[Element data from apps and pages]
-- -- --

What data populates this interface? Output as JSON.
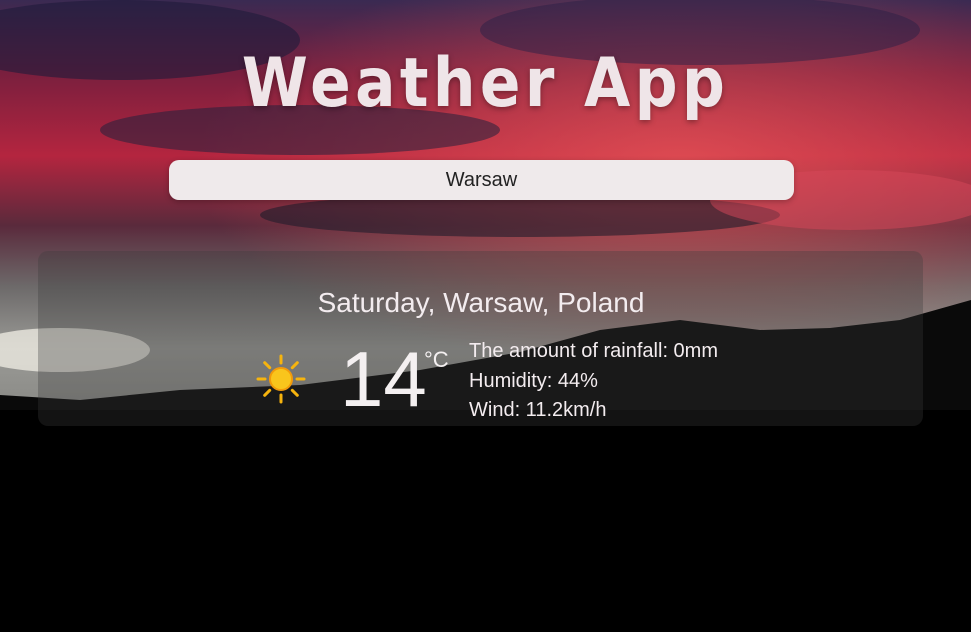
{
  "app_title": "Weather App",
  "search": {
    "value": "Warsaw"
  },
  "weather": {
    "date_location": "Saturday, Warsaw, Poland",
    "icon": "sun-icon",
    "temperature": "14",
    "unit": "°C",
    "rainfall": "The amount of rainfall: 0mm",
    "humidity": "Humidity: 44%",
    "wind": "Wind: 11.2km/h"
  },
  "colors": {
    "sky_red": "#c0213a",
    "sky_dark": "#2b2045",
    "sun": "#f6b40e"
  }
}
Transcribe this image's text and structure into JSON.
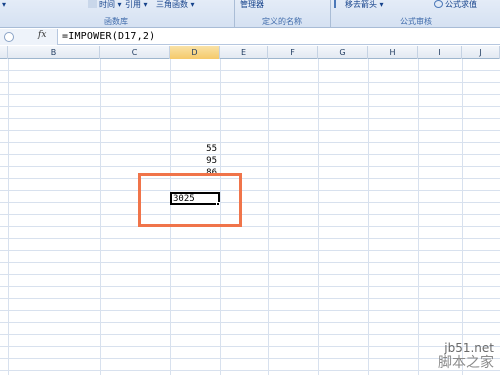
{
  "ribbon": {
    "formula_lib": {
      "item_left": "▾",
      "time_label": "时间",
      "ref_label": "引用",
      "trig_label": "三角函数",
      "group_label": "函数库"
    },
    "defined_names": {
      "manager_label": "管理器",
      "group_label": "定义的名称"
    },
    "audit": {
      "remove_arrows_label": "移去箭头",
      "evaluate_label": "公式求值",
      "group_label": "公式审核"
    }
  },
  "formula_bar": {
    "fx": "fx",
    "formula": "=IMPOWER(D17,2)"
  },
  "columns": [
    "B",
    "C",
    "D",
    "E",
    "F",
    "G",
    "H",
    "I",
    "J"
  ],
  "active_column": "D",
  "cells": {
    "d1": "55",
    "d2": "95",
    "d3": "86",
    "active_value": "3025"
  },
  "watermark": {
    "site": "jb51.net",
    "name": "脚本之家"
  },
  "colors": {
    "highlight": "#f0744a",
    "grid": "#d8e1ee"
  }
}
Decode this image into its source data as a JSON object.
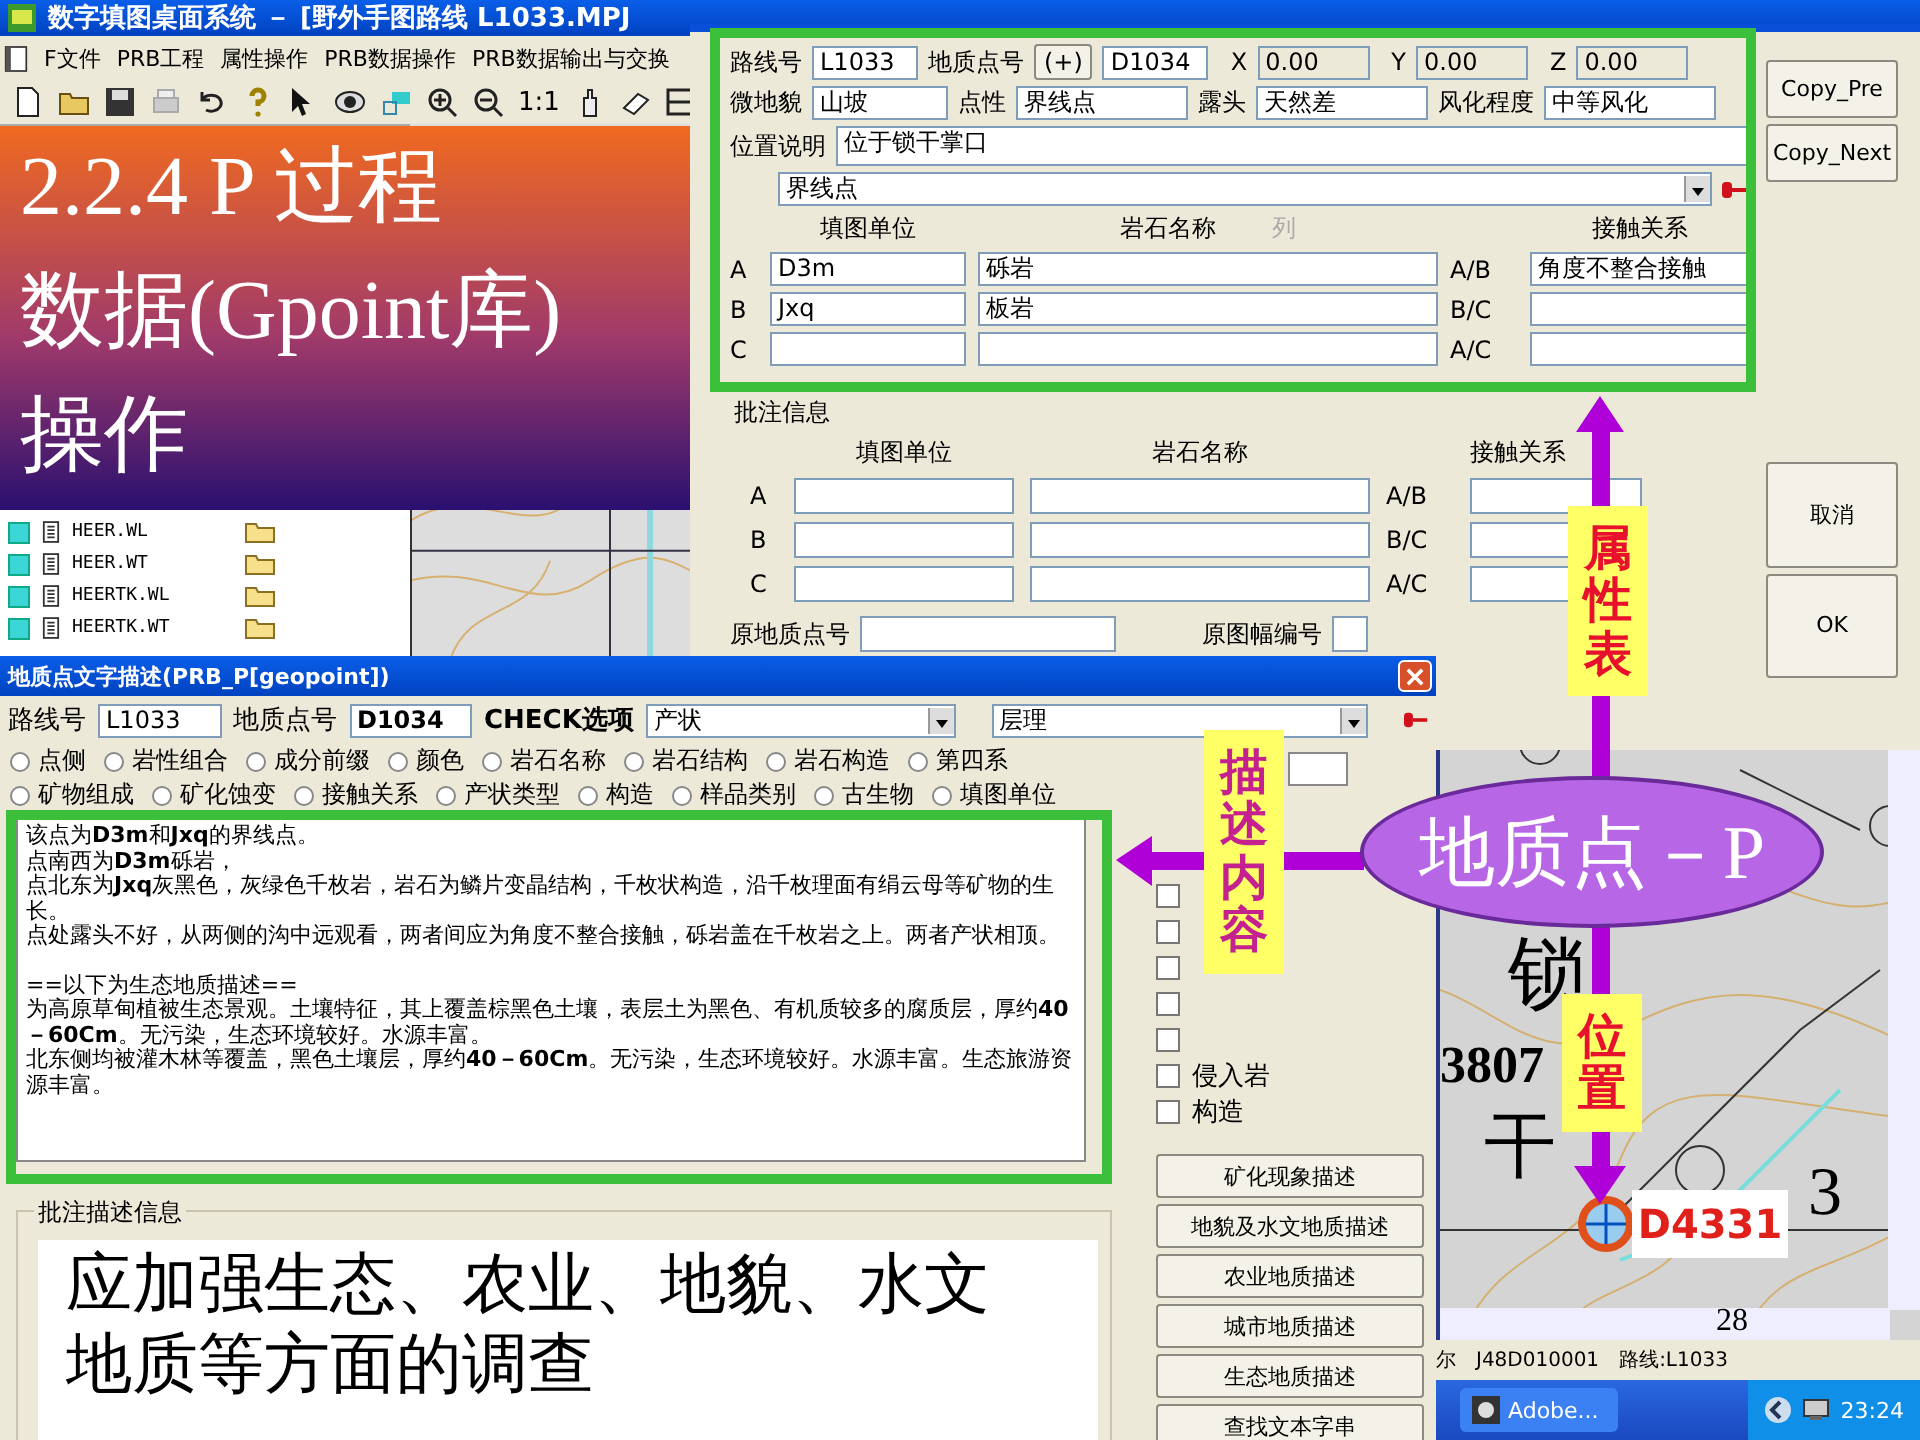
{
  "app_window": {
    "title": "数字填图桌面系统 － [野外手图路线 L1033.MPJ",
    "menu": [
      "F文件",
      "PRB工程",
      "属性操作",
      "PRB数据操作",
      "PRB数据输出与交换"
    ]
  },
  "toolbar": {
    "scale_label": "1:1"
  },
  "slide_title": [
    "2.2.4 P 过程",
    "数据(Gpoint库)",
    "操作"
  ],
  "file_list": [
    "HEER.WL",
    "HEER.WT",
    "HEERTK.WL",
    "HEERTK.WT"
  ],
  "attribute_dialog": {
    "route_label": "路线号",
    "route": "L1033",
    "point_label": "地质点号",
    "add_button": "(+)",
    "point": "D1034",
    "coords": [
      {
        "label": "X",
        "value": "0.00"
      },
      {
        "label": "Y",
        "value": "0.00"
      },
      {
        "label": "Z",
        "value": "0.00"
      }
    ],
    "attributes": [
      {
        "label": "微地貌",
        "value": "山坡"
      },
      {
        "label": "点性",
        "value": "界线点"
      },
      {
        "label": "露头",
        "value": "天然差"
      },
      {
        "label": "风化程度",
        "value": "中等风化"
      }
    ],
    "location_label": "位置说明",
    "location": "位于锁干掌口",
    "type_dropdown": "界线点",
    "columns": [
      {
        "label": "填图单位",
        "disabled": false
      },
      {
        "label": "岩石名称",
        "disabled": false
      },
      {
        "label": "列",
        "disabled": true
      },
      {
        "label": "接触关系",
        "disabled": false
      }
    ],
    "rows": [
      {
        "label": "A",
        "unit": "D3m",
        "rock": "砾岩",
        "contact_label": "A/B",
        "contact": "角度不整合接触"
      },
      {
        "label": "B",
        "unit": "Jxq",
        "rock": "板岩",
        "contact_label": "B/C"
      },
      {
        "label": "C",
        "contact_label": "A/C"
      }
    ],
    "notes": {
      "title": "批注信息",
      "columns": [
        "填图单位",
        "岩石名称",
        "接触关系"
      ],
      "rows": [
        {
          "label": "A",
          "contact_label": "A/B"
        },
        {
          "label": "B",
          "contact_label": "B/C"
        },
        {
          "label": "C",
          "contact_label": "A/C"
        }
      ],
      "original_point_label": "原地质点号",
      "original_sheet_label": "原图幅编号"
    },
    "copy_buttons": [
      "Copy_Pre",
      "Copy_Next"
    ],
    "buttons": [
      "取消",
      "OK"
    ]
  },
  "description_dialog": {
    "title": "地质点文字描述(PRB_P[geopoint])",
    "route_label": "路线号",
    "route": "L1033",
    "point_label": "地质点号",
    "point": "D1034",
    "check_label": "CHECK选项",
    "check_value": "产状",
    "check_value_2": "层理",
    "option_rows": [
      [
        {
          "label": "点侧",
          "selected": false
        },
        {
          "label": "岩性组合",
          "selected": false
        },
        {
          "label": "成分前缀",
          "selected": false
        },
        {
          "label": "颜色",
          "selected": false
        },
        {
          "label": "岩石名称",
          "selected": false
        },
        {
          "label": "岩石结构",
          "selected": false
        },
        {
          "label": "岩石构造",
          "selected": false
        },
        {
          "label": "第四系",
          "selected": false
        }
      ],
      [
        {
          "label": "矿物组成",
          "selected": false
        },
        {
          "label": "矿化蚀变",
          "selected": false
        },
        {
          "label": "接触关系",
          "selected": false
        },
        {
          "label": "产状类型",
          "selected": false
        },
        {
          "label": "构造",
          "selected": false
        },
        {
          "label": "样品类别",
          "selected": false
        },
        {
          "label": "古生物",
          "selected": false
        },
        {
          "label": "填图单位",
          "selected": false
        }
      ]
    ],
    "description": [
      [
        "该点为**D3m**和**Jxq**的界线点。",
        "点南西为**D3m**砾岩，",
        "点北东为**Jxq**灰黑色，灰绿色千枚岩，岩石为鳞片变晶结构，千枚状构造，沿千枚理面有绢云母等矿物的生长。",
        "点处露头不好，从两侧的沟中远观看，两者间应为角度不整合接触，砾岩盖在千枚岩之上。两者产状相顶。"
      ],
      [
        "==以下为生态地质描述==",
        "为高原草甸植被生态景观。土壤特征，其上覆盖棕黑色土壤，表层土为黑色、有机质较多的腐质层，厚约**40－60Cm**。无污染，生态环境较好。水源丰富。",
        "北东侧均被灌木林等覆盖，黑色土壤层，厚约**40－60Cm**。无污染，生态环境较好。水源丰富。生态旅游资源丰富。"
      ]
    ],
    "checkboxes": [
      {
        "checked": false
      },
      {
        "checked": false
      },
      {
        "checked": false
      },
      {
        "checked": false
      },
      {
        "checked": false
      },
      {
        "label": "侵入岩",
        "checked": false
      },
      {
        "label": "构造",
        "checked": false
      }
    ],
    "buttons": [
      "矿化现象描述",
      "地貌及水文地质描述",
      "农业地质描述",
      "城市地质描述",
      "生态地质描述",
      "查找文本字串"
    ],
    "notes_title": "批注描述信息",
    "notes": "应加强生态、农业、地貌、水文地质等方面的调查"
  },
  "map": {
    "labels": [
      "锁",
      "3807",
      "干",
      "3"
    ],
    "point_label": "D4331"
  },
  "status_bar": [
    "尔",
    "J48D010001",
    "路线:L1033"
  ],
  "taskbar": {
    "app": "Adobe...",
    "clock": "23:24"
  },
  "callouts": {
    "center": "地质点－P",
    "labels": [
      {
        "text": "属性表",
        "color": "#e8112d"
      },
      {
        "text": "描述内容",
        "color": "#c4208f"
      },
      {
        "text": "位置",
        "color": "#e8112d"
      }
    ]
  },
  "page_number": "28"
}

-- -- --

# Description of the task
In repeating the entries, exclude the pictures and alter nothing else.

# Result of this task
What data populates this interface? Output as JSON.
{
  "app_title": "Weather App",
  "search": {
    "value": "Warsaw"
  },
  "weather": {
    "date_location": "Saturday, Warsaw, Poland",
    "icon": "sun-icon",
    "temperature": "14",
    "unit": "°C",
    "rainfall": "The amount of rainfall: 0mm",
    "humidity": "Humidity: 44%",
    "wind": "Wind: 11.2km/h"
  },
  "colors": {
    "sky_red": "#c0213a",
    "sky_dark": "#2b2045",
    "sun": "#f6b40e"
  }
}
Transcribe this image's text and structure into JSON.
{
  "ribbon": {
    "formula_lib": {
      "item_left": "▾",
      "time_label": "时间",
      "ref_label": "引用",
      "trig_label": "三角函数",
      "group_label": "函数库"
    },
    "defined_names": {
      "manager_label": "管理器",
      "group_label": "定义的名称"
    },
    "audit": {
      "remove_arrows_label": "移去箭头",
      "evaluate_label": "公式求值",
      "group_label": "公式审核"
    }
  },
  "formula_bar": {
    "fx": "fx",
    "formula": "=IMPOWER(D17,2)"
  },
  "columns": [
    "B",
    "C",
    "D",
    "E",
    "F",
    "G",
    "H",
    "I",
    "J"
  ],
  "active_column": "D",
  "cells": {
    "d1": "55",
    "d2": "95",
    "d3": "86",
    "active_value": "3025"
  },
  "watermark": {
    "site": "jb51.net",
    "name": "脚本之家"
  },
  "colors": {
    "highlight": "#f0744a",
    "grid": "#d8e1ee"
  }
}
Decode this image into its source data as a JSON object.
{
  "app_window": {
    "title": "数字填图桌面系统 － [野外手图路线 L1033.MPJ",
    "menu": [
      "F文件",
      "PRB工程",
      "属性操作",
      "PRB数据操作",
      "PRB数据输出与交换"
    ]
  },
  "toolbar": {
    "scale_label": "1:1"
  },
  "slide_title": [
    "2.2.4 P 过程",
    "数据(Gpoint库)",
    "操作"
  ],
  "file_list": [
    "HEER.WL",
    "HEER.WT",
    "HEERTK.WL",
    "HEERTK.WT"
  ],
  "attribute_dialog": {
    "route_label": "路线号",
    "route": "L1033",
    "point_label": "地质点号",
    "add_button": "(+)",
    "point": "D1034",
    "coords": [
      {
        "label": "X",
        "value": "0.00"
      },
      {
        "label": "Y",
        "value": "0.00"
      },
      {
        "label": "Z",
        "value": "0.00"
      }
    ],
    "attributes": [
      {
        "label": "微地貌",
        "value": "山坡"
      },
      {
        "label": "点性",
        "value": "界线点"
      },
      {
        "label": "露头",
        "value": "天然差"
      },
      {
        "label": "风化程度",
        "value": "中等风化"
      }
    ],
    "location_label": "位置说明",
    "location": "位于锁干掌口",
    "type_dropdown": "界线点",
    "columns": [
      {
        "label": "填图单位",
        "disabled": false
      },
      {
        "label": "岩石名称",
        "disabled": false
      },
      {
        "label": "列",
        "disabled": true
      },
      {
        "label": "接触关系",
        "disabled": false
      }
    ],
    "rows": [
      {
        "label": "A",
        "unit": "D3m",
        "rock": "砾岩",
        "contact_label": "A/B",
        "contact": "角度不整合接触"
      },
      {
        "label": "B",
        "unit": "Jxq",
        "rock": "板岩",
        "contact_label": "B/C"
      },
      {
        "label": "C",
        "contact_label": "A/C"
      }
    ],
    "notes": {
      "title": "批注信息",
      "columns": [
        "填图单位",
        "岩石名称",
        "接触关系"
      ],
      "rows": [
        {
          "label": "A",
          "contact_label": "A/B"
        },
        {
          "label": "B",
          "contact_label": "B/C"
        },
        {
          "label": "C",
          "contact_label": "A/C"
        }
      ],
      "original_point_label": "原地质点号",
      "original_sheet_label": "原图幅编号"
    },
    "copy_buttons": [
      "Copy_Pre",
      "Copy_Next"
    ],
    "buttons": [
      "取消",
      "OK"
    ]
  },
  "description_dialog": {
    "title": "地质点文字描述(PRB_P[geopoint])",
    "route_label": "路线号",
    "route": "L1033",
    "point_label": "地质点号",
    "point": "D1034",
    "check_label": "CHECK选项",
    "check_value": "产状",
    "check_value_2": "层理",
    "option_rows": [
      [
        {
          "label": "点侧",
          "selected": false
        },
        {
          "label": "岩性组合",
          "selected": false
        },
        {
          "label": "成分前缀",
          "selected": false
        },
        {
          "label": "颜色",
          "selected": false
        },
        {
          "label": "岩石名称",
          "selected": false
        },
        {
          "label": "岩石结构",
          "selected": false
        },
        {
          "label": "岩石构造",
          "selected": false
        },
        {
          "label": "第四系",
          "selected": false
        }
      ],
      [
        {
          "label": "矿物组成",
          "selected": false
        },
        {
          "label": "矿化蚀变",
          "selected": false
        },
        {
          "label": "接触关系",
          "selected": false
        },
        {
          "label": "产状类型",
          "selected": false
        },
        {
          "label": "构造",
          "selected": false
        },
        {
          "label": "样品类别",
          "selected": false
        },
        {
          "label": "古生物",
          "selected": false
        },
        {
          "label": "填图单位",
          "selected": false
        }
      ]
    ],
    "description": [
      [
        "该点为**D3m**和**Jxq**的界线点。",
        "点南西为**D3m**砾岩，",
        "点北东为**Jxq**灰黑色，灰绿色千枚岩，岩石为鳞片变晶结构，千枚状构造，沿千枚理面有绢云母等矿物的生长。",
        "点处露头不好，从两侧的沟中远观看，两者间应为角度不整合接触，砾岩盖在千枚岩之上。两者产状相顶。"
      ],
      [
        "==以下为生态地质描述==",
        "为高原草甸植被生态景观。土壤特征，其上覆盖棕黑色土壤，表层土为黑色、有机质较多的腐质层，厚约**40－60Cm**。无污染，生态环境较好。水源丰富。",
        "北东侧均被灌木林等覆盖，黑色土壤层，厚约**40－60Cm**。无污染，生态环境较好。水源丰富。生态旅游资源丰富。"
      ]
    ],
    "checkboxes": [
      {
        "checked": false
      },
      {
        "checked": false
      },
      {
        "checked": false
      },
      {
        "checked": false
      },
      {
        "checked": false
      },
      {
        "label": "侵入岩",
        "checked": false
      },
      {
        "label": "构造",
        "checked": false
      }
    ],
    "buttons": [
      "矿化现象描述",
      "地貌及水文地质描述",
      "农业地质描述",
      "城市地质描述",
      "生态地质描述",
      "查找文本字串"
    ],
    "notes_title": "批注描述信息",
    "notes": "应加强生态、农业、地貌、水文地质等方面的调查"
  },
  "map": {
    "labels": [
      "锁",
      "3807",
      "干",
      "3"
    ],
    "point_label": "D4331"
  },
  "status_bar": [
    "尔",
    "J48D010001",
    "路线:L1033"
  ],
  "taskbar": {
    "app": "Adobe...",
    "clock": "23:24"
  },
  "callouts": {
    "center": "地质点－P",
    "labels": [
      {
        "text": "属性表",
        "color": "#e8112d"
      },
      {
        "text": "描述内容",
        "color": "#c4208f"
      },
      {
        "text": "位置",
        "color": "#e8112d"
      }
    ]
  },
  "page_number": "28"
}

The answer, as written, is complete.